**Problem details:**
Check every line of the data and copy the ones where "icon" appears.

**Data:**
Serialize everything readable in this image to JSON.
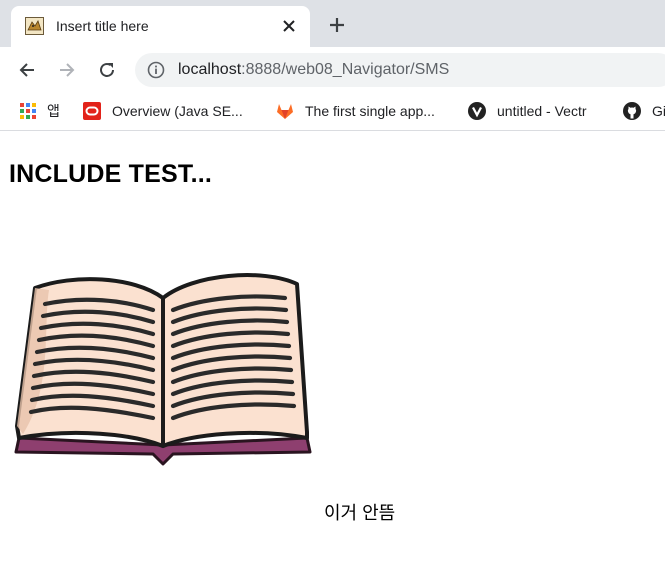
{
  "browser": {
    "tab": {
      "title": "Insert title here"
    },
    "address": {
      "host": "localhost",
      "path": ":8888/web08_Navigator/SMS"
    },
    "bookmarks": [
      {
        "label": "앱",
        "icon": "apps-grid-icon"
      },
      {
        "label": "Overview (Java SE...",
        "icon": "oracle-icon"
      },
      {
        "label": "The first single app...",
        "icon": "gitlab-icon"
      },
      {
        "label": "untitled - Vectr",
        "icon": "vectr-icon"
      },
      {
        "label": "Gi",
        "icon": "github-icon"
      }
    ]
  },
  "page": {
    "heading": "INCLUDE TEST...",
    "image": {
      "subject": "open-book-icon"
    },
    "caption": "이거 안뜸"
  },
  "colors": {
    "tabstrip": "#dee1e6",
    "omnibox": "#f1f3f4",
    "book_pages": "#fbe1d0",
    "book_cover": "#8e3f6f"
  }
}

**Solution to the exercise:**
        "icon": "apps-grid-icon"
        "icon": "oracle-icon"
        "icon": "gitlab-icon"
        "icon": "vectr-icon"
        "icon": "github-icon"
      "subject": "open-book-icon"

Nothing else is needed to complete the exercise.